Requirement —
Report how many lines in the records below contain the word "state". Give only the number.

■ ■ ■

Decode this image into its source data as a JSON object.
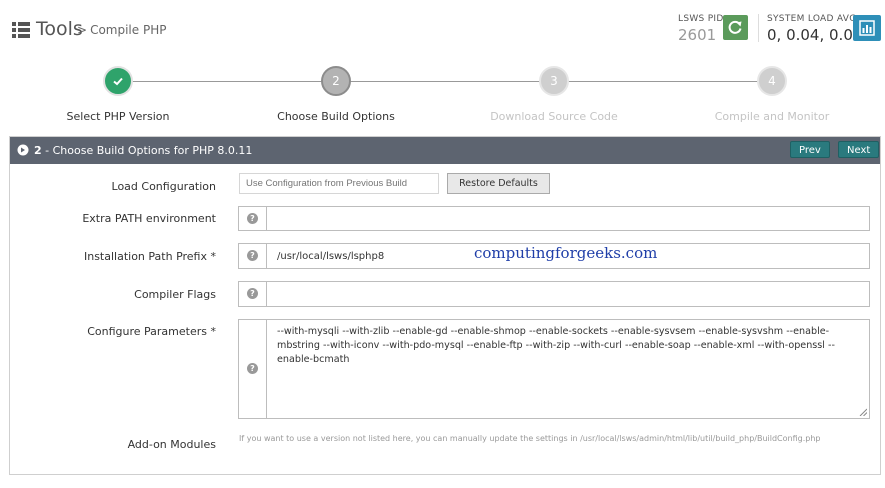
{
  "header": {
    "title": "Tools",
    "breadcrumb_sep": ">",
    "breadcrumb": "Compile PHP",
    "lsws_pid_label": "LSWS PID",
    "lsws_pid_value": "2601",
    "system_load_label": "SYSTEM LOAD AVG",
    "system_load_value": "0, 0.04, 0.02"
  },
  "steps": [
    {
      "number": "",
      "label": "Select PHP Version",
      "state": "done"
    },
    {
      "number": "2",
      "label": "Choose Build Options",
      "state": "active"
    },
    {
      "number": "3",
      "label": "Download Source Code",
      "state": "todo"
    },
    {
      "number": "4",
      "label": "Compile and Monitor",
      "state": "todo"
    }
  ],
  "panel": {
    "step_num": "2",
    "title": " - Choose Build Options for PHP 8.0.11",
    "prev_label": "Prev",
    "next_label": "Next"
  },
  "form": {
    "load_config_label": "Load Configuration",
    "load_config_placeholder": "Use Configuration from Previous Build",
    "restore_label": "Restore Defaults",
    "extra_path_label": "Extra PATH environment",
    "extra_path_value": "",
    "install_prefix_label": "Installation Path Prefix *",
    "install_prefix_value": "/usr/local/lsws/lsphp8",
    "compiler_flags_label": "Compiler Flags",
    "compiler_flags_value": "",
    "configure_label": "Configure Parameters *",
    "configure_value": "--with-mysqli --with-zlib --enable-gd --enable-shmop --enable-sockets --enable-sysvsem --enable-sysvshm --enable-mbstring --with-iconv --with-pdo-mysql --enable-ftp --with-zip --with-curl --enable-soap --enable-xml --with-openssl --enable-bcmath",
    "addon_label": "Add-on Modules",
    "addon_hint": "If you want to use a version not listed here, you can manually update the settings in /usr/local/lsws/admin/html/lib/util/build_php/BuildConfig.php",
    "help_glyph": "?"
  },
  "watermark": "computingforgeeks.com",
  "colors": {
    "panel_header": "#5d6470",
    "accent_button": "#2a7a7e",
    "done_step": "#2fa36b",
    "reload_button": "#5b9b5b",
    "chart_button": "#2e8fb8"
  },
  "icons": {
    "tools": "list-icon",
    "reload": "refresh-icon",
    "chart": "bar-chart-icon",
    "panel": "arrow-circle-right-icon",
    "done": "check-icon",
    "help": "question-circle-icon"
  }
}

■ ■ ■

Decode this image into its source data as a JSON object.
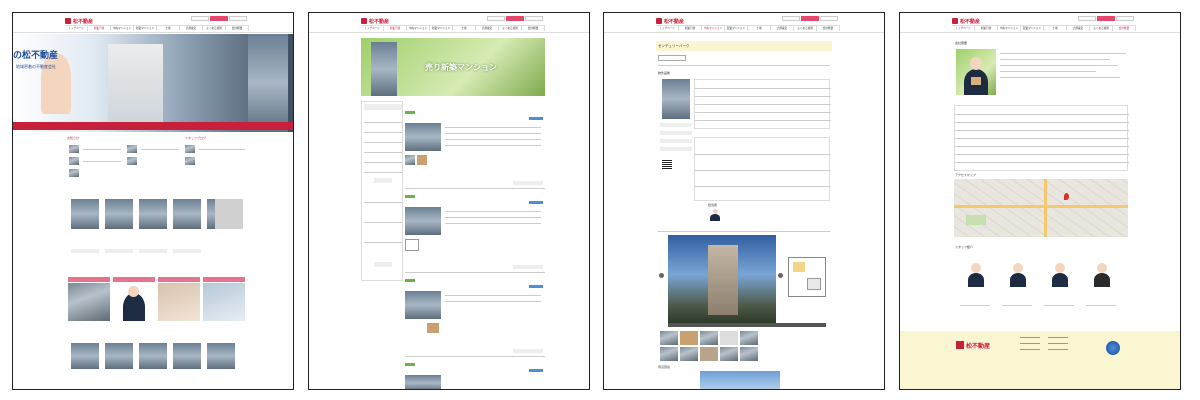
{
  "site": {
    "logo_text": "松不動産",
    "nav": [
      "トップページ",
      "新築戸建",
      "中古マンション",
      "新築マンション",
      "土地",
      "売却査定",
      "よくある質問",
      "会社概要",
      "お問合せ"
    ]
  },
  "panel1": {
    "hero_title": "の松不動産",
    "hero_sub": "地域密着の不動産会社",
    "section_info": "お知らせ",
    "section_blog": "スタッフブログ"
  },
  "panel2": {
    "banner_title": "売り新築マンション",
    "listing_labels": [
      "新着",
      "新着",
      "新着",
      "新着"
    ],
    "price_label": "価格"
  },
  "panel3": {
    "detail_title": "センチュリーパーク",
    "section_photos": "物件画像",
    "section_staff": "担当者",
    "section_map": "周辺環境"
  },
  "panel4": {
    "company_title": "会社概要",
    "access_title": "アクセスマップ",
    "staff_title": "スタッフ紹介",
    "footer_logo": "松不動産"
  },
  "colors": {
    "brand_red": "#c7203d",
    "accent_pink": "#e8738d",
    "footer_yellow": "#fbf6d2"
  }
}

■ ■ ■

Exercise solution —
4